The interests of the British and the colonists began to separate by the mid-1700s.
The rules of imperial politics would have made England content.
It would have taxed the colonies to pay their war debts, but it would also have continued to protect them and rule benignly from across the sea.
The rules were changed by the colonial leaders.
They established new rules after rejecting British authority.
The rest of the colonists were engaged in their rebellion and the narrative that fueled American independence was created.
They used revolution to end their ties with England.
Not everyone's life was changed for the good by political independence after the Revolution.
Slaves, free blacks, American Indians, and women were powerless after the war because voting rules became even more restrictive.
The colonies split from England due to political reasons.
The Continental Congress tried to come up with a framework for the new government.
"Constitutes" is a government.
It may be written as in Great Britain's.
Our constitution can last over two hundred years, as ours has, or it can change quite frequently, as the French constitution has.
The rules and institutions for running a government are defined by a constitution.
Those rules have consequences for how politics works in a country, who the winners are and who thelosers will be.

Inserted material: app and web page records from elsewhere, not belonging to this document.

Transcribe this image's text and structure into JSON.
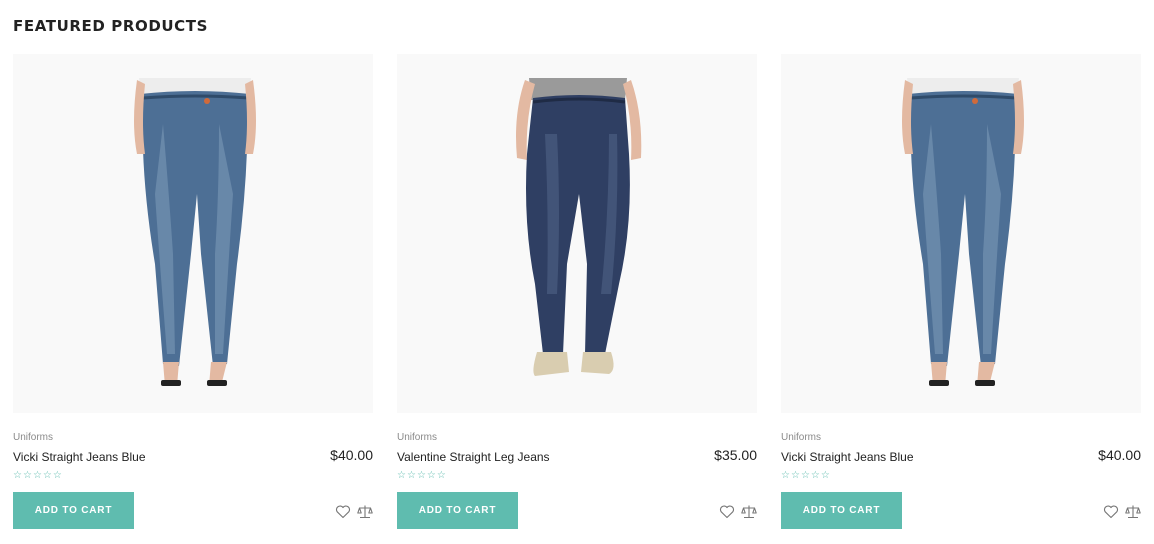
{
  "section": {
    "title": "FEATURED PRODUCTS"
  },
  "products": [
    {
      "category": "Uniforms",
      "name": "Vicki Straight Jeans Blue",
      "price": "$40.00",
      "stars_filled": 0,
      "stars_total": 5,
      "button": "ADD TO CART",
      "image": "jeans-light-blue-sandals"
    },
    {
      "category": "Uniforms",
      "name": "Valentine Straight Leg Jeans",
      "price": "$35.00",
      "stars_filled": 0,
      "stars_total": 5,
      "button": "ADD TO CART",
      "image": "jeans-dark-blue-brogues"
    },
    {
      "category": "Uniforms",
      "name": "Vicki Straight Jeans Blue",
      "price": "$40.00",
      "stars_filled": 0,
      "stars_total": 5,
      "button": "ADD TO CART",
      "image": "jeans-light-blue-sandals"
    }
  ],
  "colors": {
    "accent": "#5fbcaf",
    "image_bg": "#f9f9f9",
    "text": "#222222",
    "muted": "#8a8a8a"
  },
  "icons": {
    "star": "star-outline-icon",
    "wishlist": "heart-icon",
    "compare": "scale-icon"
  }
}
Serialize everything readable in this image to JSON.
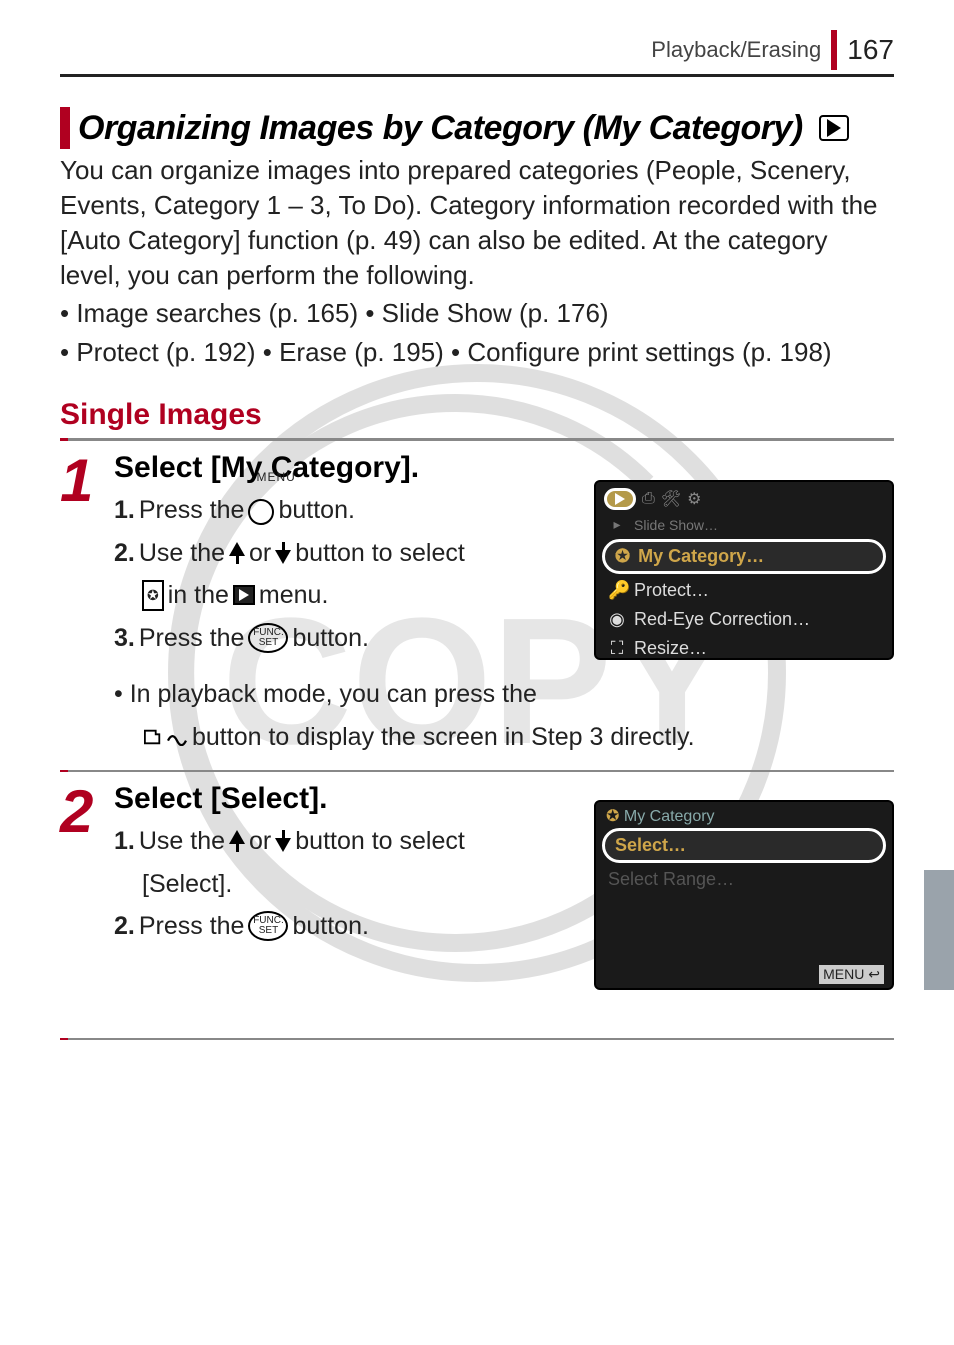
{
  "header": {
    "section": "Playback/Erasing",
    "page": "167"
  },
  "title": "Organizing Images by Category (My Category)",
  "intro": "You can organize images into prepared categories (People, Scenery, Events, Category 1 – 3, To Do). Category information recorded with the [Auto Category] function (p. 49) can also be edited. At the category level, you can perform the following.",
  "bullets_line1": "• Image searches (p. 165)    • Slide Show (p. 176)",
  "bullets_line2": "• Protect (p. 192)   • Erase (p. 195)   • Configure print settings (p. 198)",
  "section_title": "Single Images",
  "step1": {
    "num": "1",
    "heading": "Select [My Category].",
    "line1a": "1.",
    "line1b": "Press the",
    "line1c": "button.",
    "menu_label": "MENU",
    "line2a": "2.",
    "line2b": "Use the",
    "line2c": "or",
    "line2d": "button to select",
    "line2e": "in the",
    "line2f": "menu.",
    "line3a": "3.",
    "line3b": "Press the",
    "line3c": "button.",
    "note_a": "• In playback mode, you can press the",
    "note_b": "button to display the screen in Step 3 directly."
  },
  "step2": {
    "num": "2",
    "heading": "Select [Select].",
    "line1a": "1.",
    "line1b": "Use the",
    "line1c": "or",
    "line1d": "button to select",
    "line1e": "[Select].",
    "line2a": "2.",
    "line2b": "Press the",
    "line2c": "button."
  },
  "func_label_top": "FUNC.",
  "func_label_bot": "SET",
  "screenshot1": {
    "slide": "Slide Show…",
    "selected": "My Category…",
    "protect": "Protect…",
    "redeye": "Red-Eye Correction…",
    "resize": "Resize…"
  },
  "screenshot2": {
    "title": "My Category",
    "selected": "Select…",
    "range": "Select Range…",
    "menu": "MENU"
  }
}
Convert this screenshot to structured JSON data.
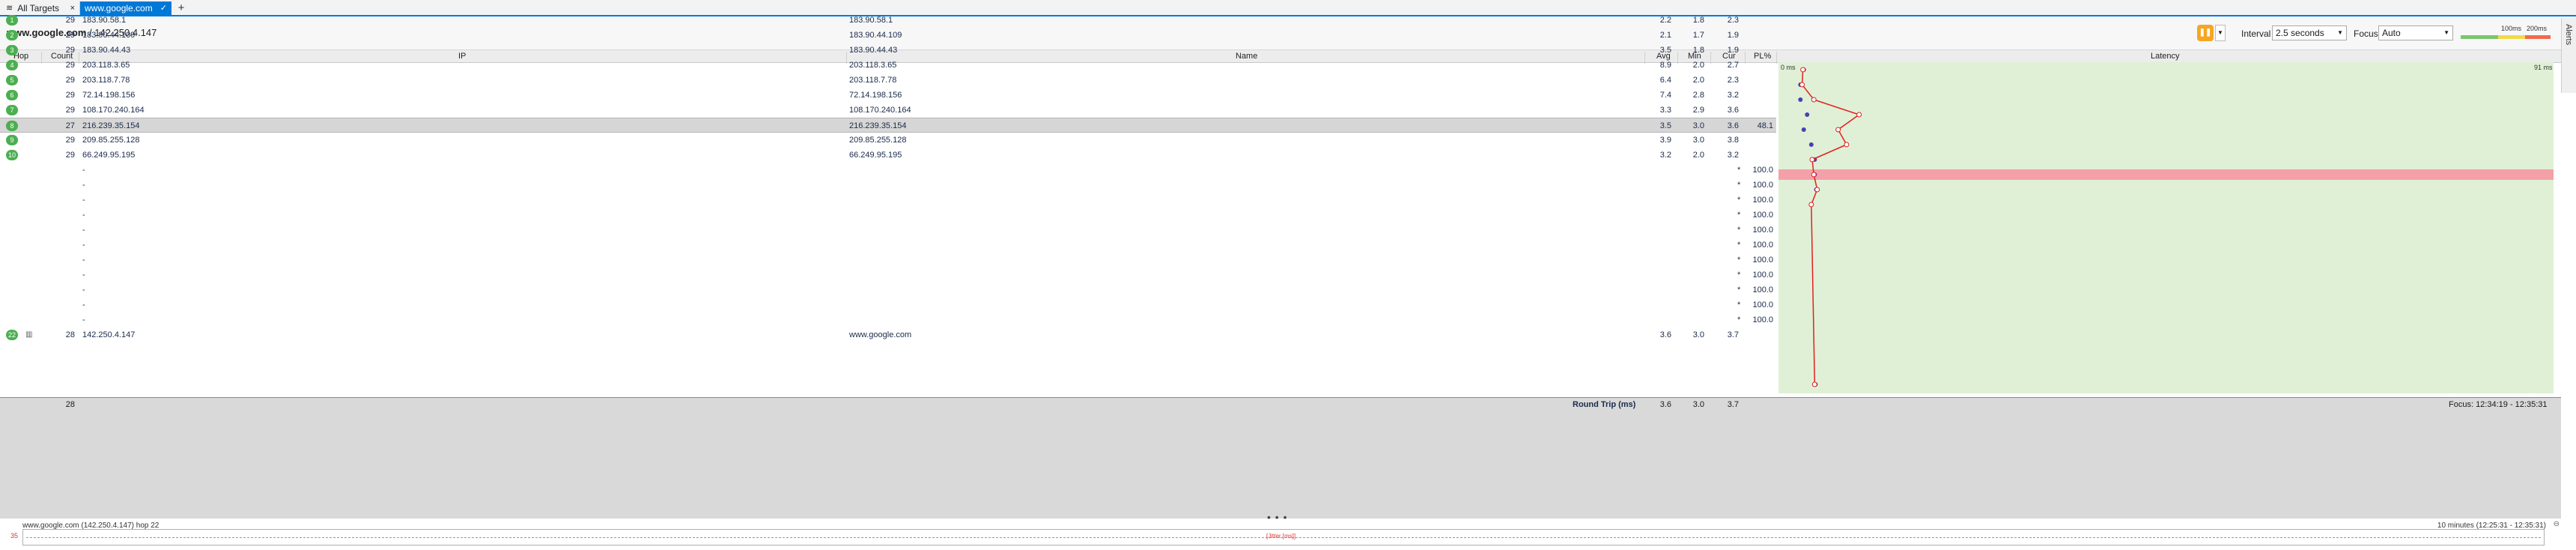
{
  "tabs": [
    {
      "label": "All Targets",
      "icon": "pulse-icon",
      "close": "×"
    },
    {
      "label": "www.google.com",
      "icon": "chevron-down-icon",
      "close": "×"
    }
  ],
  "tab_add": "+",
  "toolbar": {
    "breadcrumb_target": "www.google.com",
    "breadcrumb_ip": " / 142.250.4.147",
    "interval_label": "Interval",
    "interval_value": "2.5 seconds",
    "focus_label": "Focus",
    "focus_value": "Auto",
    "scale_labels": [
      "100ms",
      "200ms"
    ],
    "alerts_label": "Alerts"
  },
  "columns": {
    "hop": "Hop",
    "count": "Count",
    "ip": "IP",
    "name": "Name",
    "avg": "Avg",
    "min": "Min",
    "cur": "Cur",
    "pl": "PL%",
    "latency": "Latency",
    "latency_min": "0 ms",
    "latency_max": "91 ms"
  },
  "hops": [
    {
      "hop": "1",
      "count": "29",
      "ip": "183.90.58.1",
      "name": "183.90.58.1",
      "avg": "2.2",
      "min": "1.8",
      "cur": "2.3",
      "pl": ""
    },
    {
      "hop": "2",
      "count": "29",
      "ip": "183.90.44.109",
      "name": "183.90.44.109",
      "avg": "2.1",
      "min": "1.7",
      "cur": "1.9",
      "pl": ""
    },
    {
      "hop": "3",
      "count": "29",
      "ip": "183.90.44.43",
      "name": "183.90.44.43",
      "avg": "3.5",
      "min": "1.8",
      "cur": "1.9",
      "pl": ""
    },
    {
      "hop": "4",
      "count": "29",
      "ip": "203.118.3.65",
      "name": "203.118.3.65",
      "avg": "8.9",
      "min": "2.0",
      "cur": "2.7",
      "pl": ""
    },
    {
      "hop": "5",
      "count": "29",
      "ip": "203.118.7.78",
      "name": "203.118.7.78",
      "avg": "6.4",
      "min": "2.0",
      "cur": "2.3",
      "pl": ""
    },
    {
      "hop": "6",
      "count": "29",
      "ip": "72.14.198.156",
      "name": "72.14.198.156",
      "avg": "7.4",
      "min": "2.8",
      "cur": "3.2",
      "pl": ""
    },
    {
      "hop": "7",
      "count": "29",
      "ip": "108.170.240.164",
      "name": "108.170.240.164",
      "avg": "3.3",
      "min": "2.9",
      "cur": "3.6",
      "pl": ""
    },
    {
      "hop": "8",
      "count": "27",
      "ip": "216.239.35.154",
      "name": "216.239.35.154",
      "avg": "3.5",
      "min": "3.0",
      "cur": "3.6",
      "pl": "48.1"
    },
    {
      "hop": "9",
      "count": "29",
      "ip": "209.85.255.128",
      "name": "209.85.255.128",
      "avg": "3.9",
      "min": "3.0",
      "cur": "3.8",
      "pl": ""
    },
    {
      "hop": "10",
      "count": "29",
      "ip": "66.249.95.195",
      "name": "66.249.95.195",
      "avg": "3.2",
      "min": "2.0",
      "cur": "3.2",
      "pl": ""
    }
  ],
  "timeout_rows": [
    {
      "ip": "-",
      "cur": "*",
      "pl": "100.0"
    },
    {
      "ip": "-",
      "cur": "*",
      "pl": "100.0"
    },
    {
      "ip": "-",
      "cur": "*",
      "pl": "100.0"
    },
    {
      "ip": "-",
      "cur": "*",
      "pl": "100.0"
    },
    {
      "ip": "-",
      "cur": "*",
      "pl": "100.0"
    },
    {
      "ip": "-",
      "cur": "*",
      "pl": "100.0"
    },
    {
      "ip": "-",
      "cur": "*",
      "pl": "100.0"
    },
    {
      "ip": "-",
      "cur": "*",
      "pl": "100.0"
    },
    {
      "ip": "-",
      "cur": "*",
      "pl": "100.0"
    },
    {
      "ip": "-",
      "cur": "*",
      "pl": "100.0"
    },
    {
      "ip": "-",
      "cur": "*",
      "pl": "100.0"
    }
  ],
  "final_hop": {
    "hop": "22",
    "count": "28",
    "ip": "142.250.4.147",
    "name": "www.google.com",
    "avg": "3.6",
    "min": "3.0",
    "cur": "3.7",
    "pl": ""
  },
  "summary": {
    "count": "28",
    "label": "Round Trip (ms)",
    "avg": "3.6",
    "min": "3.0",
    "cur": "3.7",
    "focus_range": "Focus: 12:34:19 - 12:35:31"
  },
  "timeline": {
    "title": "www.google.com (142.250.4.147) hop 22",
    "range": "10 minutes (12:25:31 - 12:35:31)",
    "y_label": "35",
    "jitter_label": "[Jitter [ms]]",
    "dots": "• • •"
  },
  "colors": {
    "accent": "#0078d7",
    "hop_badge": "#4caf50",
    "latency_bg": "#e0f0d6",
    "loss_bar": "#f4a0a8",
    "trace_line": "#e02020"
  }
}
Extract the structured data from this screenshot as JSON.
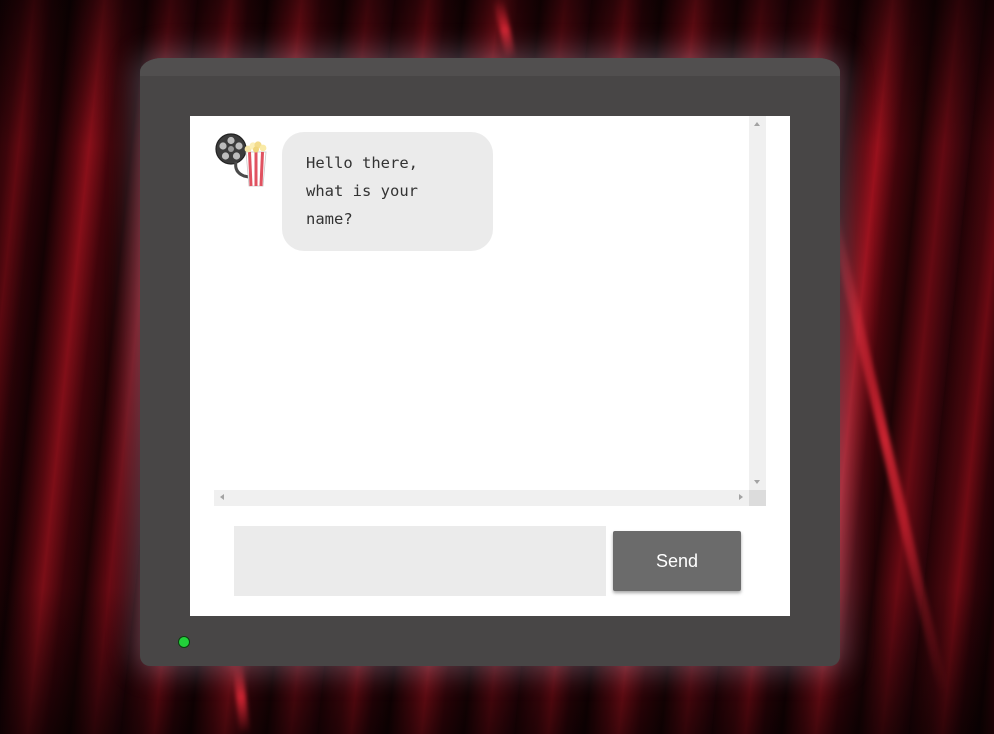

The kind of government the founders preferred was created by the first constitution.
The states jealously guarded their own power according to the rules set up by the Articles of Confederation.
Having just won their independence from a large national power, the last thing they wanted to do was create another.
They were wary of one another and worried that the rules of the Articles of Confederation wouldn't give any states preferential treatment.
Without a strong central government, the Articles were unable to provide the economic and political stability that the founders wanted.
The resolution of boundary disputes and the political organization of new territories were handled well under this set of rules.
In a confederation, the central government has the sole responsibility of running the business of the states.
It doesn't have an independent source of power or resources.
Because it is founded on state sovereignty, a confederation doesn't say anything about individuals.
It doesn't create rights or obligations for individual citizens, so the matter is left to state constitutions.
Its powers were limited.
Congress did not have the power to tax citizens to pay for military needs.
It was up to the states to contribute or not.
Congress did not have the ability to regulate commerce between states and foreign powers.
It couldn't establish a stable monetary system.
The Articles allowed the states to be thirteen independent units, which included printing their own currency, setting their own tariffs, and establishing their own laws with regard to financial and political matters.
National security, national economic prosperity, and the general welfare were critical to the U.S. government.
The success of the new nation depended on what happened in state legislatures.
The era of American history following the Revolution was dubbed "this critical period" by John Quincy Adams, nephew of Samuel Adams, son of John Adams, and himself a future president of the country.
The future of the United States was up in the air while the states were under the weak union of the Articles.
The lack of an effective central government made it difficult for the country to conduct business with other countries.
Domestic politics were equally difficult.
Economic conditions were poor after the war.
Many people were unable to pay their debts.
State taxes were high and the economy was depressed, offering farmers few opportunities to sell their produce, for example, and making it harder for those with commercial interests to conduct business.
The rhetoric of the Revolution about equality for all seemed unjust to those hardest hit by the radical poverty of some Americans.
New narratives can be developed if the narrative doesn't match the reality on the ground.
After using "equality" as a rallying cry during the war, the founders were faced with a population that wanted to take equality seriously and eliminate the differences that existed between men.
The Lockean narrative states that the laws were often designed to confiscate or redistribute property rather than preserving it.
The have-nots in society, and the people acting on their behalf, were using the law to correct what they saw as injustices in early American life.
They used paper money, seized property, and suspended the ordinary means for the recovery of debts to relieve postwar suffering.
In those states, people with debts could legally escape or delay paying their debts.